Client ID only collects data on a specific device and browser, so segmentation can only be done based on their behaviour the device or browser and personalisations are limited to users of the same device and browser.
Google Signals can pick up demographic and interest data - based on users’ behaviours outside of your website. This aggregated information can help you segment users into more accurate audience groups and target them more efficiently with their topic of interests.
User ID on its own does not provide much more information for segmentation other than whether a user is an existing customer and what device they are using. However, when paired with CRM data and offline data, User ID offers insights into customers’ behaviours that far exceeds your GA4 dataset.
With User ID, you can identify loyal customers, see their preferred products and content browsed, and join their online and offline journeys to gain a deeper understanding of their interests in relation to your brand. From here, marketers can display more relevant ads on the appropriate devices, offer promotions that align with a customers’ values, giving them a tailored experience that improves their interactions with your business.
5. User privacy
When it comes to privacy concerns, Client ID’s old fashioned identification is advantageous: it can only reveal data about the browser and device a user is on and nothing more.
Google Signals was designed with privacy in mind. It doesn’t provide individual user data, but only reports on aggregated data. In fact, there is a feature in GA4 called ‘thresholding’ dedicated to ensure Google Signals data cannot be used to re-identify users. Read more about this in our Google Signals article.
User ID is a powerful method that allows more accurate identification of users, however, it also has the highest risk of being in the grey zone of user privacy. The ID itself doesn’t reveal much about users, but in combination with other internal datasets, this can be a very powerful tool. Thus, User ID should always be implemented after careful considerations from a user privacy and consent perspective.
Prior to implementing User ID, we highly recommend updating your website’s Terms & Conditions to clarify how data is being used for users who opt-in to behaviour tracking. It is also recommended to ensure you provide an easy way for users to opt-out of tracking. A typical method is showing a consent banner on your website with options to choose from.
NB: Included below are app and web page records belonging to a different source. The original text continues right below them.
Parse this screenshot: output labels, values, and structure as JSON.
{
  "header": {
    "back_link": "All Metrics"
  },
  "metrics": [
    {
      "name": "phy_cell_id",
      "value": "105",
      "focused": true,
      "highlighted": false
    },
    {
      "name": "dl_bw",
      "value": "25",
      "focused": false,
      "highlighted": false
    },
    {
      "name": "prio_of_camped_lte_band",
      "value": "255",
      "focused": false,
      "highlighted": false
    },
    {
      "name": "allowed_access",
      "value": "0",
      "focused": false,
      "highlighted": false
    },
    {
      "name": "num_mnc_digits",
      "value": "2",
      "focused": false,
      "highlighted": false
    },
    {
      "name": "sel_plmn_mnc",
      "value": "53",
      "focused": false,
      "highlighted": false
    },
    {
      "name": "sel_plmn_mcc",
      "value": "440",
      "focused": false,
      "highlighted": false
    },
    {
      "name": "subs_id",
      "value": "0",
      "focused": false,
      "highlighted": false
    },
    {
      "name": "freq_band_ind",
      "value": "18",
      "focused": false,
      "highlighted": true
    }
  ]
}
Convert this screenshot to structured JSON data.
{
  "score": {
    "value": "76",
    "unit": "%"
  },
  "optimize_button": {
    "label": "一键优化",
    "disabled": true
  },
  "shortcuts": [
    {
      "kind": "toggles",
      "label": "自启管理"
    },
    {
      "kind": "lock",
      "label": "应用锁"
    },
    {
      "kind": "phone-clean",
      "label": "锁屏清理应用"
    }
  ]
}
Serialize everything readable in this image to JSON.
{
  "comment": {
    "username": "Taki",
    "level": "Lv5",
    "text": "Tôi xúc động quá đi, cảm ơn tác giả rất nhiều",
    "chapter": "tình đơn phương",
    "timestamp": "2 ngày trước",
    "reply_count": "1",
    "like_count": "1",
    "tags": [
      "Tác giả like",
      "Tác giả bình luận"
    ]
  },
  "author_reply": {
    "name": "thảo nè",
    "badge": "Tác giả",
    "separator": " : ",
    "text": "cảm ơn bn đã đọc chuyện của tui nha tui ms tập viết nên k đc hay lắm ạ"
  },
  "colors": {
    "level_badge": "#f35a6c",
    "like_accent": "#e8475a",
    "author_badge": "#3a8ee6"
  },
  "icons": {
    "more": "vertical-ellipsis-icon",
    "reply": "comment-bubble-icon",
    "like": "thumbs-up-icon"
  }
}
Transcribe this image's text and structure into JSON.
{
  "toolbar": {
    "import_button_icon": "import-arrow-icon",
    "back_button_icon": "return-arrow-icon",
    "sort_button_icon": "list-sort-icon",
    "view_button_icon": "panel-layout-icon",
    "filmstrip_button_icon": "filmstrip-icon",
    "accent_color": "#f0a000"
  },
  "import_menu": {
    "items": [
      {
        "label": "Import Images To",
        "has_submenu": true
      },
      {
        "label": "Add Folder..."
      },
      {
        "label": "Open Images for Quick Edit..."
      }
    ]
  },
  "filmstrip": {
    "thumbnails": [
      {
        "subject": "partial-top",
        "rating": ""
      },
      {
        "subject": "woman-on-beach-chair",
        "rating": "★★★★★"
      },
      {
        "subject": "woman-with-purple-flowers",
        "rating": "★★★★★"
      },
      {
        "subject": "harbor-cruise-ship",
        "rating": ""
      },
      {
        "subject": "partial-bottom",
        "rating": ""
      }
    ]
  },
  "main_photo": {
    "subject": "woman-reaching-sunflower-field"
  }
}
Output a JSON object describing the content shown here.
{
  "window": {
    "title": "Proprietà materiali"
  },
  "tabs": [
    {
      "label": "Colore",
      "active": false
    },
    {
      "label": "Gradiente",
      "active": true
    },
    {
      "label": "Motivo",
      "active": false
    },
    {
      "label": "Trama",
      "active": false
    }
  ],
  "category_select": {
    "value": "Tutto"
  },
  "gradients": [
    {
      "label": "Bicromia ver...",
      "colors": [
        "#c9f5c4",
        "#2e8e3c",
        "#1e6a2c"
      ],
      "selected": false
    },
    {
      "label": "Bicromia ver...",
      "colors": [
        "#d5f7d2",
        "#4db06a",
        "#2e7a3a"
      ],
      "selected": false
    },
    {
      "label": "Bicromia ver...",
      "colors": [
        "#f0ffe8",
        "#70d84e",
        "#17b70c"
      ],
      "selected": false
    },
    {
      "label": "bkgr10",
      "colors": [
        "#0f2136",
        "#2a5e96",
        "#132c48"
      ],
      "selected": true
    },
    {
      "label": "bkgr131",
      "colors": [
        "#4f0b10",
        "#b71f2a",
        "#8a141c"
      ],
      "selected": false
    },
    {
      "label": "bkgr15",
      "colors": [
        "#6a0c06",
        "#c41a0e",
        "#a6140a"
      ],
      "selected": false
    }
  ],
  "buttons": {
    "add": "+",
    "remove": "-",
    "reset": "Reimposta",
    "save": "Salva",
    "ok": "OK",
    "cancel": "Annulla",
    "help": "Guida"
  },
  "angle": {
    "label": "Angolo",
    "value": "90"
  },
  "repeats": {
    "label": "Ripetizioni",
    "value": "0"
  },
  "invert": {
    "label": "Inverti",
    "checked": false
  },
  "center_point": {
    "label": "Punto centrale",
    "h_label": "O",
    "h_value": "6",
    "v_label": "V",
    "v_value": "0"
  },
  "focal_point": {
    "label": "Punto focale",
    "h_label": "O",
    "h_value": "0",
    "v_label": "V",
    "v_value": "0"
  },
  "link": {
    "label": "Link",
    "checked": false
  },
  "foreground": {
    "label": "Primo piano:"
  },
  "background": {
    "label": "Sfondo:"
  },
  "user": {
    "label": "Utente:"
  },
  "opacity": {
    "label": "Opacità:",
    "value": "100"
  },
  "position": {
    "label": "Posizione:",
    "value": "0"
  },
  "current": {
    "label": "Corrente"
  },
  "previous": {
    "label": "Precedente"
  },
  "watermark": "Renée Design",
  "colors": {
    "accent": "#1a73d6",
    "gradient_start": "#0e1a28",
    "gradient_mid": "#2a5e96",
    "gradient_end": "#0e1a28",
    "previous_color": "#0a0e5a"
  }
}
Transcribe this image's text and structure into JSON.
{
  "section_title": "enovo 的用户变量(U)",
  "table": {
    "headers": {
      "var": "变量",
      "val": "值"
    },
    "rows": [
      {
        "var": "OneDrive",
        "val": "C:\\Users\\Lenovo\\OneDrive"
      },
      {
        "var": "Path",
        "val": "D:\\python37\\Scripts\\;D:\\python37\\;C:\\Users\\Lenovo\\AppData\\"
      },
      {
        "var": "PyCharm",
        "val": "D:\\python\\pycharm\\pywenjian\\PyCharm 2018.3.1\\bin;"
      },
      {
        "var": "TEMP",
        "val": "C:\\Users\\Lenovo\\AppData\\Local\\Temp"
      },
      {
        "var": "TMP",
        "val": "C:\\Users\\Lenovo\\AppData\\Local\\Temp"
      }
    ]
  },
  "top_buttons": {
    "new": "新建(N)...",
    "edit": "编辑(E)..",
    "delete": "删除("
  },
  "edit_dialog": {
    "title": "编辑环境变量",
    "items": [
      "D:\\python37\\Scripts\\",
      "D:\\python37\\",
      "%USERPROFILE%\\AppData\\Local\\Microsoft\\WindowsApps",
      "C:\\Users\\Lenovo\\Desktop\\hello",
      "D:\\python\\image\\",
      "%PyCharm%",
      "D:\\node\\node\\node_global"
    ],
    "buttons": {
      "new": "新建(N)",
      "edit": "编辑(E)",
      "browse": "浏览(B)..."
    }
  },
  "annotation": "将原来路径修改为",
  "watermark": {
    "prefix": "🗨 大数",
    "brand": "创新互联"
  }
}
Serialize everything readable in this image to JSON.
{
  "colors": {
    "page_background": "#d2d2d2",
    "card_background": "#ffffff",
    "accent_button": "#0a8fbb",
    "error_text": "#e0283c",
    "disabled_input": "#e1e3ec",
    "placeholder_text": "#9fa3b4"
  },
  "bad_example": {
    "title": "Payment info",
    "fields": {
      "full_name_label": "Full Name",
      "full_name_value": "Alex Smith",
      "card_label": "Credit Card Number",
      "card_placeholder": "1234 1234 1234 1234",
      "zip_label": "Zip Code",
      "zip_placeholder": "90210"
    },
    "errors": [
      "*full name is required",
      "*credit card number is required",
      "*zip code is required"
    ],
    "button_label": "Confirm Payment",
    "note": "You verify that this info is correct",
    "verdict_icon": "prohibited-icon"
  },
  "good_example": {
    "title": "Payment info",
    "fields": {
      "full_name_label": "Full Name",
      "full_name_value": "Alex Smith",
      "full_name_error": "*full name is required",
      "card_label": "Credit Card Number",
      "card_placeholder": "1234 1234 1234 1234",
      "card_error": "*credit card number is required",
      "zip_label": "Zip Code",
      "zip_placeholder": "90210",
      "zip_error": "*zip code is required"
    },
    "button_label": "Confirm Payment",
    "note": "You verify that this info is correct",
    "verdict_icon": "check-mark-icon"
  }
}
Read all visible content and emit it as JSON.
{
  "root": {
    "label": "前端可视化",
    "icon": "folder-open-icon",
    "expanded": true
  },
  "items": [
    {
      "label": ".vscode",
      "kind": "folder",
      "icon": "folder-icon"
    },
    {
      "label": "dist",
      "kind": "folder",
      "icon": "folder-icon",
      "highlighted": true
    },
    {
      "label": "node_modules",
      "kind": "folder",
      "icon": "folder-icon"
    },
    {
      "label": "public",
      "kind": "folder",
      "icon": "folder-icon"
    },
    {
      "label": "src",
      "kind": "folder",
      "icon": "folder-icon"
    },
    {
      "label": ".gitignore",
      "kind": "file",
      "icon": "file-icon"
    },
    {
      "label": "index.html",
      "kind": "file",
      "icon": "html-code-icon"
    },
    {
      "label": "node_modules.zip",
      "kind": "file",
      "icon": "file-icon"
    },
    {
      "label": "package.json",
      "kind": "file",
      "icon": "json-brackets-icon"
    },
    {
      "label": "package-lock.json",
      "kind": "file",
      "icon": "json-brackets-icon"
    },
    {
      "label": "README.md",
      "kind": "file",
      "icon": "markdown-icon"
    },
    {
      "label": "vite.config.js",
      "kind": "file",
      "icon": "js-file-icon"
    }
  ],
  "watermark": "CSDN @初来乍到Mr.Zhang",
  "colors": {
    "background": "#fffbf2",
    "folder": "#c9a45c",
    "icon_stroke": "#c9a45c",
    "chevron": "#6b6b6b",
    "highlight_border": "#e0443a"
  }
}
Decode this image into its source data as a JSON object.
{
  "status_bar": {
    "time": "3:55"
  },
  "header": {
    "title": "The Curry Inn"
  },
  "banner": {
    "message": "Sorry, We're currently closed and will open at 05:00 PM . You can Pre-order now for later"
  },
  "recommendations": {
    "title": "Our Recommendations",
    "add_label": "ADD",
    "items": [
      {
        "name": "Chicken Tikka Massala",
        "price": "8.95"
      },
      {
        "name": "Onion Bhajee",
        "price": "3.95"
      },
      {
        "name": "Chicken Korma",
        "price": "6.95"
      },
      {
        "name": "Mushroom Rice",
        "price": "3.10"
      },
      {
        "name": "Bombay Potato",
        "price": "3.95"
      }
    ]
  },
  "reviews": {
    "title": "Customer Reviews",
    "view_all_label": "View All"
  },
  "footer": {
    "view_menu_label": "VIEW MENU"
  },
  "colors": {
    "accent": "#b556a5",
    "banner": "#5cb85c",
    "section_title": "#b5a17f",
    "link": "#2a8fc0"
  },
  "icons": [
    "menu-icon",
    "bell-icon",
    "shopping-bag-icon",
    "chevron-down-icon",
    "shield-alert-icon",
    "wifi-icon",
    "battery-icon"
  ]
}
In summary, although Client ID, User ID, and Google Signals all serve distinct purposes, they each have pros and cons that can impede or accelerate your web analysis and ultimately marketing activity.
- Client ID is the most traditional and basic method to identify a user and there are now more advanced methods in play.
- Google Signals is more advanced in identifying users, but it relies on Google’s datasets and can also prevent you from extracting insights if your website does not have enough traffic to provide aggregated insights.
- User ID is the most advanced user identity method and it unlocks what was once impossible with the other two methods, but it also requires careful consideration and more effort to implement.
Consider which method your business will benefit from the most. We recommend switching between the various options to see how your reports change. User ID is undoubtedly the most powerful tool to enhance not only GA4 analysis but also your users’ experiences and your overall marketing effectiveness.
If you have more questions on which is the appropriate identification method for your business and need support, contact Louder for more details.